**WHAT YOU HAVE TO DO**. Your answer must be the line holding "Serialize everything readable" followed by every later line through the end of the entries, exactly as written.

**Stored items from a collection**.
◇ ◇ ◇ ◇ ◇ ◇ ◇

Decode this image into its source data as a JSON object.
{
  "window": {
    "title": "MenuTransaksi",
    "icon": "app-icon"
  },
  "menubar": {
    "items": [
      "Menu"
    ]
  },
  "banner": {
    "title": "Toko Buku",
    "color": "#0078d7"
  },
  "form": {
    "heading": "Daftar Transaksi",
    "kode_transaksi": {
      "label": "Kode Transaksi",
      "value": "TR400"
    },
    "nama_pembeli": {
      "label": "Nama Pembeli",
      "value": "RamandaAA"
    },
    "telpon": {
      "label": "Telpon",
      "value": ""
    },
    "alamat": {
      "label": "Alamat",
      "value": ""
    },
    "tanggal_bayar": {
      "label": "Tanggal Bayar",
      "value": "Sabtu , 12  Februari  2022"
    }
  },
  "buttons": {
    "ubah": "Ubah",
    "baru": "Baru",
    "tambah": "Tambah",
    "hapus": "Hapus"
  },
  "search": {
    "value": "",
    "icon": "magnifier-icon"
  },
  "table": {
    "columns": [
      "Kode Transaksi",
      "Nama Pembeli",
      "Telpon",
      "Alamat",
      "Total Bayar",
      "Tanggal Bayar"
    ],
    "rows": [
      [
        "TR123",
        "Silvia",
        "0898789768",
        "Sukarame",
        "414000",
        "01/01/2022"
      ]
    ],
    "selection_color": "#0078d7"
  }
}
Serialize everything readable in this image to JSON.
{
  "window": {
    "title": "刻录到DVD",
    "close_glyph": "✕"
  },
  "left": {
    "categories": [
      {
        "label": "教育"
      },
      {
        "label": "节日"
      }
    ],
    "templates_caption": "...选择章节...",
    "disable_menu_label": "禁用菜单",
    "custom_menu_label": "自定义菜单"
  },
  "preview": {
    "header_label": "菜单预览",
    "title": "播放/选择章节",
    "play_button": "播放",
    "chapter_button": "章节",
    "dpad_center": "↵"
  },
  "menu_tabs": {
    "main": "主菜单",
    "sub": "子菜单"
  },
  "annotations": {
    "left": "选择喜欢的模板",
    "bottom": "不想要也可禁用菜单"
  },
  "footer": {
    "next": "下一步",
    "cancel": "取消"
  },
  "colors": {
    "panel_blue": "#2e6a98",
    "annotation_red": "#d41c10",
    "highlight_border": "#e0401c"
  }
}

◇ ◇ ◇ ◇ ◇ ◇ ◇

**SOLVED PROBLEM**.
Serialize everything readable in this image to JSON.
{
  "window": {
    "title": "刻录到DVD",
    "close_glyph": "✕"
  },
  "left": {
    "categories": [
      {
        "label": "教育"
      },
      {
        "label": "节日"
      }
    ],
    "templates_caption": "...选择章节...",
    "disable_menu_label": "禁用菜单",
    "custom_menu_label": "自定义菜单"
  },
  "preview": {
    "header_label": "菜单预览",
    "title": "播放/选择章节",
    "play_button": "播放",
    "chapter_button": "章节",
    "dpad_center": "↵"
  },
  "menu_tabs": {
    "main": "主菜单",
    "sub": "子菜单"
  },
  "annotations": {
    "left": "选择喜欢的模板",
    "bottom": "不想要也可禁用菜单"
  },
  "footer": {
    "next": "下一步",
    "cancel": "取消"
  },
  "colors": {
    "panel_blue": "#2e6a98",
    "annotation_red": "#d41c10",
    "highlight_border": "#e0401c"
  }
}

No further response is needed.